▼
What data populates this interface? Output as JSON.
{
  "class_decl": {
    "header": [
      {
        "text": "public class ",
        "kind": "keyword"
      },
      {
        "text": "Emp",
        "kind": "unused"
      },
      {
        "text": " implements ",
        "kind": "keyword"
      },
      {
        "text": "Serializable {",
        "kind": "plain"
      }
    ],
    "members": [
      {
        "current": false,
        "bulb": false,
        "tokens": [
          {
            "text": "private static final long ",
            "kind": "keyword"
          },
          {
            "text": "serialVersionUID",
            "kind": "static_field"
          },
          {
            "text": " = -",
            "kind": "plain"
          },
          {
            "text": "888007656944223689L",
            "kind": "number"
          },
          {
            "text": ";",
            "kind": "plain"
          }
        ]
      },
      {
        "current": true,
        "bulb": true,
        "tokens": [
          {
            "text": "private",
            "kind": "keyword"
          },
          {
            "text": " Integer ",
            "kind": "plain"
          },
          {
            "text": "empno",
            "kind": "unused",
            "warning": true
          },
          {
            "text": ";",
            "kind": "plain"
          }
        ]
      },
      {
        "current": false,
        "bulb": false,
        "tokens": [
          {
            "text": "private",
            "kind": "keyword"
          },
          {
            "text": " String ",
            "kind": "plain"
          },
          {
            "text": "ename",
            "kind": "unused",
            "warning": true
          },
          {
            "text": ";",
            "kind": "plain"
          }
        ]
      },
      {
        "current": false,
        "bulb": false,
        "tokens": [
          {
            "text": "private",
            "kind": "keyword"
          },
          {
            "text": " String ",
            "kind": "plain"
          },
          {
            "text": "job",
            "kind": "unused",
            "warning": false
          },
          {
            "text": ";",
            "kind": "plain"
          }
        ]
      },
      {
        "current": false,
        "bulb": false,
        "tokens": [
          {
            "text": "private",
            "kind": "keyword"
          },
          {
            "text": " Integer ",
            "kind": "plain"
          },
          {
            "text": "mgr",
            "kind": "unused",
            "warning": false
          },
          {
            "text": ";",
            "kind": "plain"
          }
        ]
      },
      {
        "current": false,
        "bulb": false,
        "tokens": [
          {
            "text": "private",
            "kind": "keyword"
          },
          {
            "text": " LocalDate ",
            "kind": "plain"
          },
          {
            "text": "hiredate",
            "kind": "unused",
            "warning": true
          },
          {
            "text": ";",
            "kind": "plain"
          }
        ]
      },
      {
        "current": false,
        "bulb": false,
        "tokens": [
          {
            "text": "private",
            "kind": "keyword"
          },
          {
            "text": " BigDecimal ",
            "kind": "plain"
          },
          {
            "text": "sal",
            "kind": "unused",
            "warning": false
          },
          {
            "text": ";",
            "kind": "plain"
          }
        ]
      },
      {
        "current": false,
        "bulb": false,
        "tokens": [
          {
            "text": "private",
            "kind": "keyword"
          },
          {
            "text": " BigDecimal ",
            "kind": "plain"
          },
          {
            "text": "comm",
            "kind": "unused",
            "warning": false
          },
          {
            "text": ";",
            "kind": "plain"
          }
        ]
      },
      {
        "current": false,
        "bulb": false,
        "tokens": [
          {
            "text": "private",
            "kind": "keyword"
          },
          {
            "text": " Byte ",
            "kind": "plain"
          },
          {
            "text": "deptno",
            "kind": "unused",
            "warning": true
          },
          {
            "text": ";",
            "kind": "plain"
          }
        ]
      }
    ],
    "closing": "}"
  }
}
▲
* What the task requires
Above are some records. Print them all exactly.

* Your response
What data populates this interface? Output as JSON.
{
  "class_decl": {
    "header": [
      {
        "text": "public class ",
        "kind": "keyword"
      },
      {
        "text": "Emp",
        "kind": "unused"
      },
      {
        "text": " implements ",
        "kind": "keyword"
      },
      {
        "text": "Serializable {",
        "kind": "plain"
      }
    ],
    "members": [
      {
        "current": false,
        "bulb": false,
        "tokens": [
          {
            "text": "private static final long ",
            "kind": "keyword"
          },
          {
            "text": "serialVersionUID",
            "kind": "static_field"
          },
          {
            "text": " = -",
            "kind": "plain"
          },
          {
            "text": "888007656944223689L",
            "kind": "number"
          },
          {
            "text": ";",
            "kind": "plain"
          }
        ]
      },
      {
        "current": true,
        "bulb": true,
        "tokens": [
          {
            "text": "private",
            "kind": "keyword"
          },
          {
            "text": " Integer ",
            "kind": "plain"
          },
          {
            "text": "empno",
            "kind": "unused",
            "warning": true
          },
          {
            "text": ";",
            "kind": "plain"
          }
        ]
      },
      {
        "current": false,
        "bulb": false,
        "tokens": [
          {
            "text": "private",
            "kind": "keyword"
          },
          {
            "text": " String ",
            "kind": "plain"
          },
          {
            "text": "ename",
            "kind": "unused",
            "warning": true
          },
          {
            "text": ";",
            "kind": "plain"
          }
        ]
      },
      {
        "current": false,
        "bulb": false,
        "tokens": [
          {
            "text": "private",
            "kind": "keyword"
          },
          {
            "text": " String ",
            "kind": "plain"
          },
          {
            "text": "job",
            "kind": "unused",
            "warning": false
          },
          {
            "text": ";",
            "kind": "plain"
          }
        ]
      },
      {
        "current": false,
        "bulb": false,
        "tokens": [
          {
            "text": "private",
            "kind": "keyword"
          },
          {
            "text": " Integer ",
            "kind": "plain"
          },
          {
            "text": "mgr",
            "kind": "unused",
            "warning": false
          },
          {
            "text": ";",
            "kind": "plain"
          }
        ]
      },
      {
        "current": false,
        "bulb": false,
        "tokens": [
          {
            "text": "private",
            "kind": "keyword"
          },
          {
            "text": " LocalDate ",
            "kind": "plain"
          },
          {
            "text": "hiredate",
            "kind": "unused",
            "warning": true
          },
          {
            "text": ";",
            "kind": "plain"
          }
        ]
      },
      {
        "current": false,
        "bulb": false,
        "tokens": [
          {
            "text": "private",
            "kind": "keyword"
          },
          {
            "text": " BigDecimal ",
            "kind": "plain"
          },
          {
            "text": "sal",
            "kind": "unused",
            "warning": false
          },
          {
            "text": ";",
            "kind": "plain"
          }
        ]
      },
      {
        "current": false,
        "bulb": false,
        "tokens": [
          {
            "text": "private",
            "kind": "keyword"
          },
          {
            "text": " BigDecimal ",
            "kind": "plain"
          },
          {
            "text": "comm",
            "kind": "unused",
            "warning": false
          },
          {
            "text": ";",
            "kind": "plain"
          }
        ]
      },
      {
        "current": false,
        "bulb": false,
        "tokens": [
          {
            "text": "private",
            "kind": "keyword"
          },
          {
            "text": " Byte ",
            "kind": "plain"
          },
          {
            "text": "deptno",
            "kind": "unused",
            "warning": true
          },
          {
            "text": ";",
            "kind": "plain"
          }
        ]
      }
    ],
    "closing": "}"
  }
}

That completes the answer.